. These words are mild compared with what politicians and the rest of us say when we think we are in private (Mr Major's bastards, or Richard Nixon's expletive deleted). The new departure is that they are spoken for public consumption, by two men whose nervy readiness to smile suggests that they want to be liked. Copious advice to both, however, from newspapers and spin-doctors, has stressed that niceness does not win elections. Hence they must be tough, like Samson or Andrew Neil before or after theirrespective haircuts.
It won't work, this linguistic equivalent of the arms race. Somebody always builds a bigger gun. How can Mr Blair compete, for example, with the Labour MEP for Nottingham, Ken Coates? In an interview last week, the disaffected Mr Coates said: "Bugger th e next election ... there's no relief coming because those bastards [the modernisers] are just going to walk past them [the unemployed]. I cannot tell you my contempt for those shits."
We get Mr Coates's drift.

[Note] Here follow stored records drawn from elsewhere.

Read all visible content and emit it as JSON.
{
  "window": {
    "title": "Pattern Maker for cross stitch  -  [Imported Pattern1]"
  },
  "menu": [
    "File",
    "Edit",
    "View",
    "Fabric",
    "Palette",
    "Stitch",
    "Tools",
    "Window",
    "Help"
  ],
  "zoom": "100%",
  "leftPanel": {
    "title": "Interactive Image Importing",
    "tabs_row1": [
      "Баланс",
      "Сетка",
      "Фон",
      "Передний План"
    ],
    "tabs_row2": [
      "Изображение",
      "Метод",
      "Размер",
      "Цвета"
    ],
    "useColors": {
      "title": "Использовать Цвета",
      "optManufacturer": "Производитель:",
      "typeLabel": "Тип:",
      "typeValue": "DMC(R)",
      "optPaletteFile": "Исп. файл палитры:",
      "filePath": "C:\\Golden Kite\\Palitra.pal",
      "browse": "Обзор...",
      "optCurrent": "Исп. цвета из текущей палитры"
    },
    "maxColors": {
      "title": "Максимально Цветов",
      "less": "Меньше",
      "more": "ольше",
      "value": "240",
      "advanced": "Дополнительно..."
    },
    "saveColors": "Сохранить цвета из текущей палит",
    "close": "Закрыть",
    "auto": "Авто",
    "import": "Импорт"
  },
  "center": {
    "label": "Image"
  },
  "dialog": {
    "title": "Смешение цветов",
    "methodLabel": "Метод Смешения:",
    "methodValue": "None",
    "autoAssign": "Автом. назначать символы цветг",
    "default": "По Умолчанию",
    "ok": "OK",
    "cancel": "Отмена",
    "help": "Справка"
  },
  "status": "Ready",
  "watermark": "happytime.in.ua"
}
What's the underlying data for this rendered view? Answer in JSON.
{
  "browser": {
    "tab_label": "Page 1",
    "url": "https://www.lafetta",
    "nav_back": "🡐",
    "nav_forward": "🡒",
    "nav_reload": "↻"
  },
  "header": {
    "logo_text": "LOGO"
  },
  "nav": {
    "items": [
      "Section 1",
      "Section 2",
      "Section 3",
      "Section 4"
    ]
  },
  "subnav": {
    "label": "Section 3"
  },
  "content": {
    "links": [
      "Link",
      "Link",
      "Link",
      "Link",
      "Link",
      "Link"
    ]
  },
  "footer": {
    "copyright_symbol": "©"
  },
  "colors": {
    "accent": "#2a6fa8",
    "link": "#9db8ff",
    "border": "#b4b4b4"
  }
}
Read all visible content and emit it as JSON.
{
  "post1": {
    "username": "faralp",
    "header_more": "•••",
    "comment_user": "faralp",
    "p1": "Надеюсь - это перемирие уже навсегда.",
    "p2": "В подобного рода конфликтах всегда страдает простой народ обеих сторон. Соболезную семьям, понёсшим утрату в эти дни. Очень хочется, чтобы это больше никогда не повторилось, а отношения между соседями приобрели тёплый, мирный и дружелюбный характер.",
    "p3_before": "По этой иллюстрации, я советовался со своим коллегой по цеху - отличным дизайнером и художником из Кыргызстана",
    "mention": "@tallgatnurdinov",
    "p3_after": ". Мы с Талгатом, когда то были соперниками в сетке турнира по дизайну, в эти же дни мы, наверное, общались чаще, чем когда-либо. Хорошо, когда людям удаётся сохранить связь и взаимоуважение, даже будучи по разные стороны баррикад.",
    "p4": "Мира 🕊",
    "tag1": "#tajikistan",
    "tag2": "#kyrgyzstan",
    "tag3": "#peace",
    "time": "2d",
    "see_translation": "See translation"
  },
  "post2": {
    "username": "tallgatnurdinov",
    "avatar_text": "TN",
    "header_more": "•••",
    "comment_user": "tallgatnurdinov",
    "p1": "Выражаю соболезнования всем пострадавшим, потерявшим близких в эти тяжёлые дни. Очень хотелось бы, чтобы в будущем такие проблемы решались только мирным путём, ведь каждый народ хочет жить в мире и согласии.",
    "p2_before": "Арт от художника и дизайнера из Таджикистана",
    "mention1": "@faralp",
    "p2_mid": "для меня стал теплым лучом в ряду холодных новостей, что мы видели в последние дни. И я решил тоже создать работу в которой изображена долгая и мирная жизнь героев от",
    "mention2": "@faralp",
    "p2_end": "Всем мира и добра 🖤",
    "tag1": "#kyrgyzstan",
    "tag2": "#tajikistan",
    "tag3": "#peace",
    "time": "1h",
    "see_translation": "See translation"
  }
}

One of the unquestionable features of life in Britain, and much of the English-speaking world, over the past few decades, has been the coarsening of public language - on television, in pubs, in the street and on the printed page. It is said that one of the proudest moments in the life of Robert Gottlieb, former editor of the New Yorker, was the day in the late Eighties when he first got the f*** word into that austere magazine. Politicians, like newspapers, need to
reflect the society they serve.But they might also remember the paradox of Britain's tabloid press, which knows a thing or two about popularity. It remains remarkably prudish about language however coarse its stories. Mr Coates's words above, if they ap p eared in the Sun or the Mirror, would be rendered with dashes or asterisks. Politicians should have a care.Reuse content